What is the difference between "material" and "materiel"?
  • "Material" is the matter from which a thing is made.
    • His trousers were made of a shiny material.
  • "Materiel" is the equipment or supplies in military or commercial supply-chain management.
    • The ship bringing more men and materiel is stranded at sea.
material or materiel?

Materiel or Material?

It is not uncommon to see the word "material" where "materiel" should have been used. It is also not uncommon for people to think the word "materiel" is a spelling mistake of "material."

A Video Summary

Here is a 2-minute video summarizing the difference between "material" and "materiel."


The word "materiel" means the equipment and supplies in military or commercial supply-chain management. So, a forklift truck (which is equipment used in the supply chain) and a can of petrol (which is one of the supplies) would both be classified as materiel. In other words, materiel is the things a military force or a business needs to do its job.
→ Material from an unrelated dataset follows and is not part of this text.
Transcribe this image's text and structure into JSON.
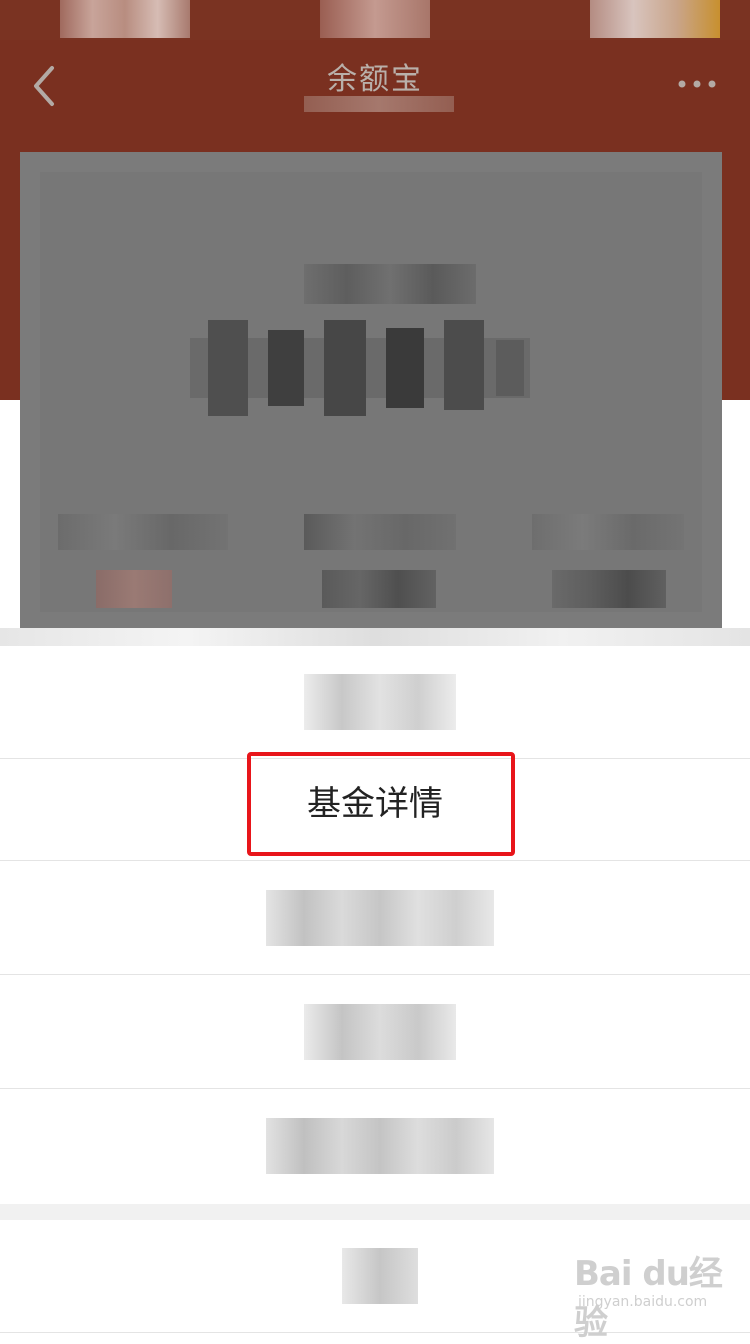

  • I need more men and materiel if I am to defeat the enemy.
  • The Minister for Defence and the Minister for Defence Materiel announced that the Government will buy a fleet of new vehicles.
  • The fire in our distribution centre has damaged so much materiel, we will be unable to trade for at least six months.


Material means matter, fabric, substance, or cloth. It is the matter from which a thing is made. As an adjective, "material" denotes that something is physical. (You might have material needs as opposed to physical needs or emotional needs, e.g., "I have material needs. I need a car not a hug.")

  • Her tablecloths were made of fine material such as silk or linen.
  • Television is now so desperately hungry for material that they're scraping the top of the barrel. (Author Gore Vidal)
  • (In the two examples above, "material" is a noun.)
  • We are living in a material world, and I am a material girl. (Singer Madonna)
  • (Here, "material" is an adjective.)
  • The quality of American life must keep pace with the quantity of American goods. This country cannot afford to be materially rich and spiritually poor. (President John F. Kennedy)
  • (Here, "materially" is an adverb.)
Ready for the Test?
Here is a confirmatory test for this lesson.

This test can also be:
  • Edited (i.e., you can delete questions and play with the order of the questions).
  • Printed to create a handout.
  • Sent electronically to friends or students.

See Also

adverse or averse? affect or effect? appraise or apprise? avenge or revenge? bare or bear? complement or compliment? dependant or dependent? discreet or discrete? disinterested or uninterested? e.g. or i.e.? envy or jealousy? imply or infer? its or it's? poisonous or venomous? practice or practise? principal or principle? tenant or tenet? who's or whose? What are nouns? What are verbs? List of easily confused words